===== Given data
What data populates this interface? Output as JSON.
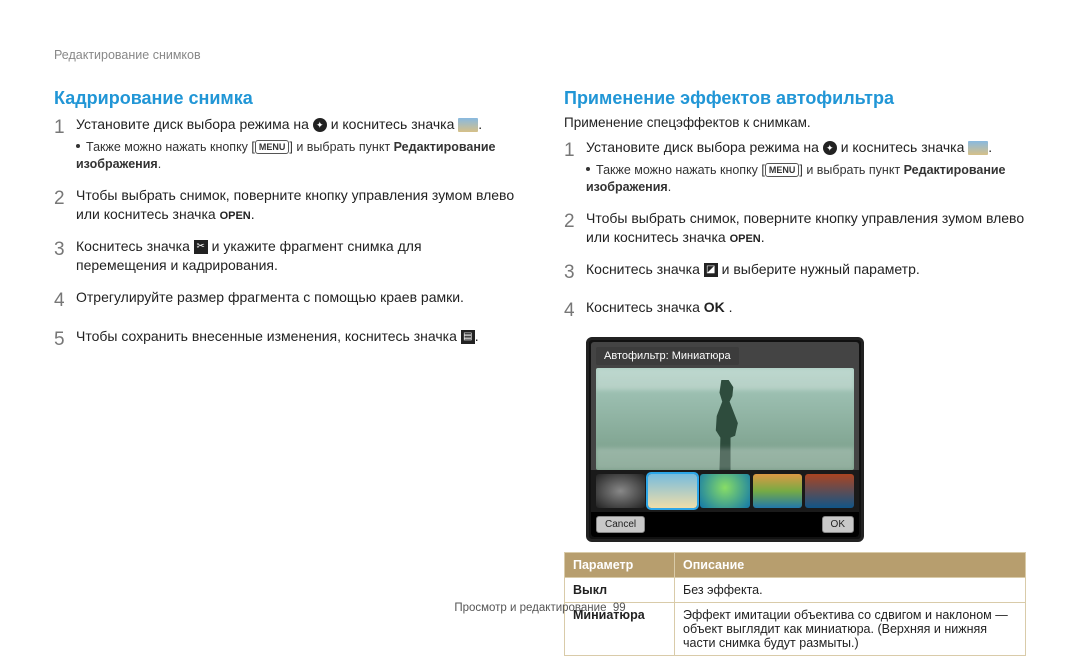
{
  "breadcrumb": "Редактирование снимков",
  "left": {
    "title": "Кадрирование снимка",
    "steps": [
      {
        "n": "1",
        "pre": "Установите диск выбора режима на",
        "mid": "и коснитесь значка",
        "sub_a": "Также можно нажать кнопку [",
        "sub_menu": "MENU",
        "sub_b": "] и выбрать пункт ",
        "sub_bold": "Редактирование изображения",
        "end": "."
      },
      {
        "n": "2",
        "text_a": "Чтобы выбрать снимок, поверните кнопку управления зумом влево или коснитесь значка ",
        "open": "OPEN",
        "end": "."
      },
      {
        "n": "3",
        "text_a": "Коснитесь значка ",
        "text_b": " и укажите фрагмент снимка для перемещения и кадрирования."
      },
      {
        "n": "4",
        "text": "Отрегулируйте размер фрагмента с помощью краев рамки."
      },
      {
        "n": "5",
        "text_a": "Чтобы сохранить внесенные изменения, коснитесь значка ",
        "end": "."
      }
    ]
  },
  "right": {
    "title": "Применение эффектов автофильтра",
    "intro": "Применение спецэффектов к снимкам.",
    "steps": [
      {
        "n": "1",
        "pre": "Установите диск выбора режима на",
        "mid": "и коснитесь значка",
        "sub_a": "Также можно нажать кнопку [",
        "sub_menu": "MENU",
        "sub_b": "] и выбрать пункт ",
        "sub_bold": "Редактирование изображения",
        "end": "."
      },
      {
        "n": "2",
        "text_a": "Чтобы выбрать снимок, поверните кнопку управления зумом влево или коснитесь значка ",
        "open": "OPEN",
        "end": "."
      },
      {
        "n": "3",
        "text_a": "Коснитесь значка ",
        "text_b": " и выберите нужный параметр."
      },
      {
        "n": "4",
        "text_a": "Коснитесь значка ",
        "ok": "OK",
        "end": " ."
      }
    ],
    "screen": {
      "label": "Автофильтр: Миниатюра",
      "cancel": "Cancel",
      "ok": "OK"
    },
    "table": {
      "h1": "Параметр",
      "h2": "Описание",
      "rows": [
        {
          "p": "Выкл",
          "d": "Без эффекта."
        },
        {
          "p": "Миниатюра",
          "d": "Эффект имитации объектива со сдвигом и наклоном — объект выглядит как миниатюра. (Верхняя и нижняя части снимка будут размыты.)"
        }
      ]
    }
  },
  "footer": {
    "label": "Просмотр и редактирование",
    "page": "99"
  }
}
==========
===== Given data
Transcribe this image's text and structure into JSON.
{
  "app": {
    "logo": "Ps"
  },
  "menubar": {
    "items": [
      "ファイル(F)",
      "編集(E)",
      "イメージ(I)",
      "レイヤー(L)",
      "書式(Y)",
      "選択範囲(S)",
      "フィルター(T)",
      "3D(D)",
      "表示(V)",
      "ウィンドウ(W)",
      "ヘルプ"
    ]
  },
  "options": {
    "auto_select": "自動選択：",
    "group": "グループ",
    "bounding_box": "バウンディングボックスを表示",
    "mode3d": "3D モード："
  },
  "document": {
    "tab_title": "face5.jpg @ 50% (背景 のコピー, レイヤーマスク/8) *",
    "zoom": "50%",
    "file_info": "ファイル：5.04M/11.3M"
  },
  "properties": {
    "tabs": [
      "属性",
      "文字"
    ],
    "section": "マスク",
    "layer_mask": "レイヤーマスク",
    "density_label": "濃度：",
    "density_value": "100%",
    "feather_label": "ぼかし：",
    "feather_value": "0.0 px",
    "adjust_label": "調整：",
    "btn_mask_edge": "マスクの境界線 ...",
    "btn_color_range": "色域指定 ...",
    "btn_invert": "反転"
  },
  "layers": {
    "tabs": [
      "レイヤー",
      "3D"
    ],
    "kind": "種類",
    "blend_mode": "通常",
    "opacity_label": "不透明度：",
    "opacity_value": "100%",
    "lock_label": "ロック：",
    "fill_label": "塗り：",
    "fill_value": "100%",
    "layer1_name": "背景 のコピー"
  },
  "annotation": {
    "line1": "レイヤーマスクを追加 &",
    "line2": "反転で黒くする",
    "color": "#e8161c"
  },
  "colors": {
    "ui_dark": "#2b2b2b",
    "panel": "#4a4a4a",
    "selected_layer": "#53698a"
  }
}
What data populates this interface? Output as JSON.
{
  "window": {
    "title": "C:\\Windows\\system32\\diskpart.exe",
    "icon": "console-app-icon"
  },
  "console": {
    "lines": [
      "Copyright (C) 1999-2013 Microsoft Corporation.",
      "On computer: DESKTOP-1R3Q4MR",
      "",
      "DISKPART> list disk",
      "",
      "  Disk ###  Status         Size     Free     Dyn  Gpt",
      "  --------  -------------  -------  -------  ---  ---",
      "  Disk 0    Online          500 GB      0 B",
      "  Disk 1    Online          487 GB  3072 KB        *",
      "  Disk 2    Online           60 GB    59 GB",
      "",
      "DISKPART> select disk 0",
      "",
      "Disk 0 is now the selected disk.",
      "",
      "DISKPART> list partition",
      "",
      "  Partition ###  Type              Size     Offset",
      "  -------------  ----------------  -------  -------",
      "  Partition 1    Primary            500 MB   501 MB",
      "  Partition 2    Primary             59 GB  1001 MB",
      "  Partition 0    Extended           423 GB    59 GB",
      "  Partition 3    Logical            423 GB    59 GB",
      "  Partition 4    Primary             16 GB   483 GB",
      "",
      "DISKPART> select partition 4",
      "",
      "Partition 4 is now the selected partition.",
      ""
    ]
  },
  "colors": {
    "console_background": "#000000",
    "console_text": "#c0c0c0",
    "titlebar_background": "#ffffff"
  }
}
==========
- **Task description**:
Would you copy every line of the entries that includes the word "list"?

- **Result of this task**:
      "DISKPART> list disk",
      "DISKPART> list partition",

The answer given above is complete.